The recent diphtheria outbreak is rapidly spreading in the past 4 months.
From Voice of America:
More than 470 people have been clinically diagnosed with diphtheria. 46 of them have died, nearly 10%.
“Diphtheria is a highly infectious but vaccine-preventable disease,” WHO spokesman Tarik Jasarevic said. “It can be treated with antitoxins and antibiotics, both of which are in short supply in Yemen. The diphtheria vaccine is normally administered as a part of routine immunization programs for children around the world.
“The rapid spread of diphtheria in Yemen highlights major gaps in routine vaccination and also means the health system is under severe strain.”
Sixty-eight percent of suspected diphtheria cases are children under 15 years old, Jasarevic said.
WHO has deployed Rapid Response Teams throughout affected parts of the country to ensure proper case detection, contact tracing and follow up, as well as health education.

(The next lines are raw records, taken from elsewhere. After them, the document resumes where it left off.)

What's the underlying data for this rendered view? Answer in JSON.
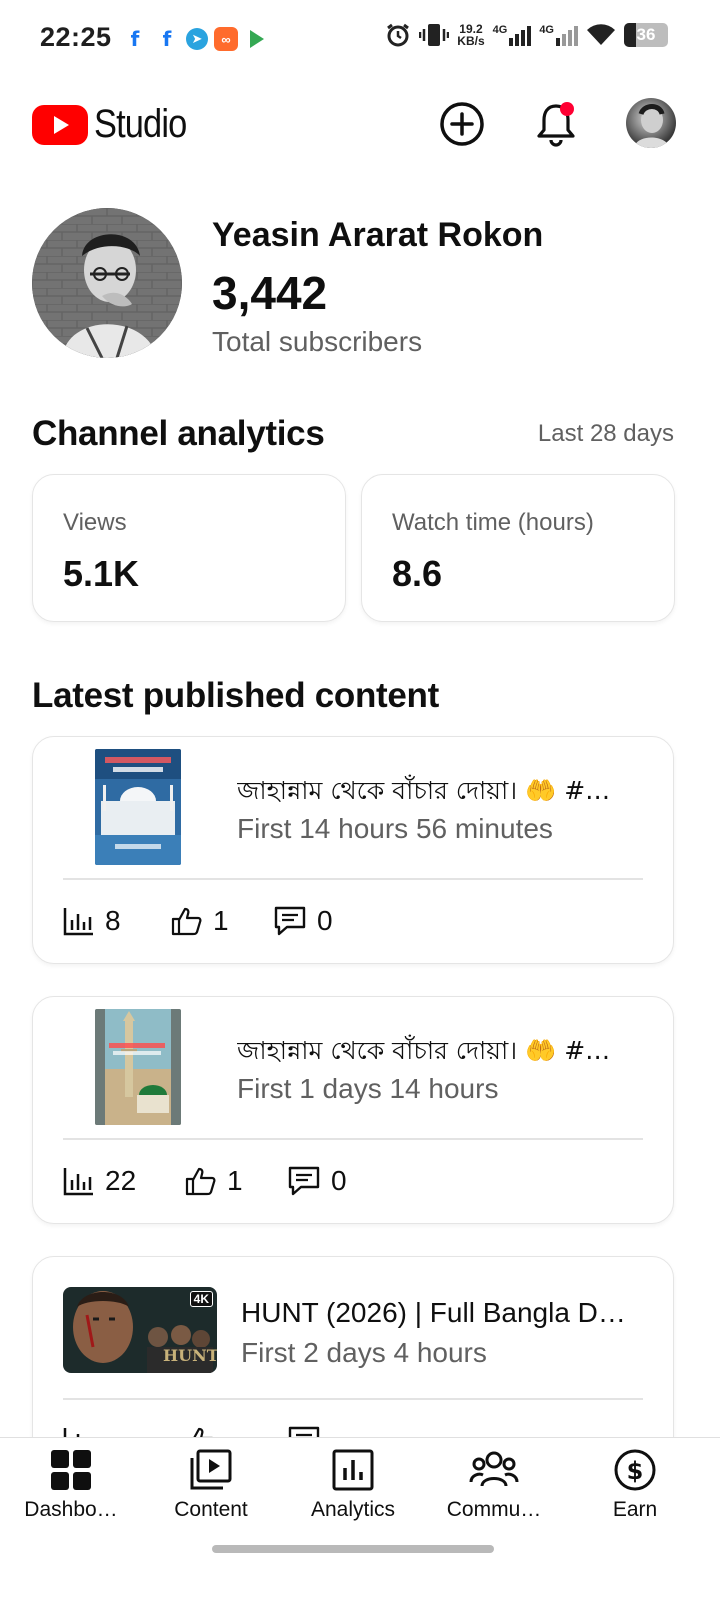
{
  "status_bar": {
    "time": "22:25",
    "speed_value": "19.2",
    "speed_unit": "KB/s",
    "net1": "4G",
    "net2": "4G",
    "battery": "36",
    "notification_apps": [
      "facebook-icon",
      "facebook-icon",
      "telegram-icon",
      "kwai-icon",
      "play-store-icon"
    ],
    "status_icons": [
      "alarm-icon",
      "vibrate-icon",
      "wifi-icon",
      "battery-icon"
    ]
  },
  "header": {
    "logo_text": "Studio",
    "brand_color": "#ff0000",
    "notification_dot_color": "#ff0033"
  },
  "channel": {
    "name": "Yeasin Ararat Rokon",
    "subscribers": "3,442",
    "subscribers_label": "Total subscribers"
  },
  "analytics": {
    "title": "Channel analytics",
    "period": "Last 28 days",
    "views_label": "Views",
    "views_value": "5.1K",
    "watch_label": "Watch time (hours)",
    "watch_value": "8.6"
  },
  "latest": {
    "title": "Latest published content",
    "items": [
      {
        "title": "জাহান্নাম থেকে বাঁচার দোয়া। 🤲 #…",
        "subtitle": "First 14 hours 56 minutes",
        "views": "8",
        "likes": "1",
        "comments": "0"
      },
      {
        "title": "জাহান্নাম থেকে বাঁচার দোয়া। 🤲 #…",
        "subtitle": "First 1 days 14 hours",
        "views": "22",
        "likes": "1",
        "comments": "0"
      },
      {
        "title": "HUNT (2026) | Full Bangla D…",
        "subtitle": "First 2 days 4 hours",
        "views": "",
        "likes": "",
        "comments": "",
        "badge": "4K"
      }
    ]
  },
  "bottom_nav": {
    "dashboard": "Dashbo…",
    "content": "Content",
    "analytics": "Analytics",
    "community": "Commu…",
    "earn": "Earn"
  }
}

WHO has delivered $200,000 worth of antibiotics and 1,000 vials of diphtheria antitoxins, Jasarevic said. The medication can help stop the spread of the bacterium to vital organs in patients already infected with diphtheria.
The U.N. children’s fund imported 5.5 million doses of anti-diphtheria vaccines in December, but health officials have not yet been given the OK to administer them.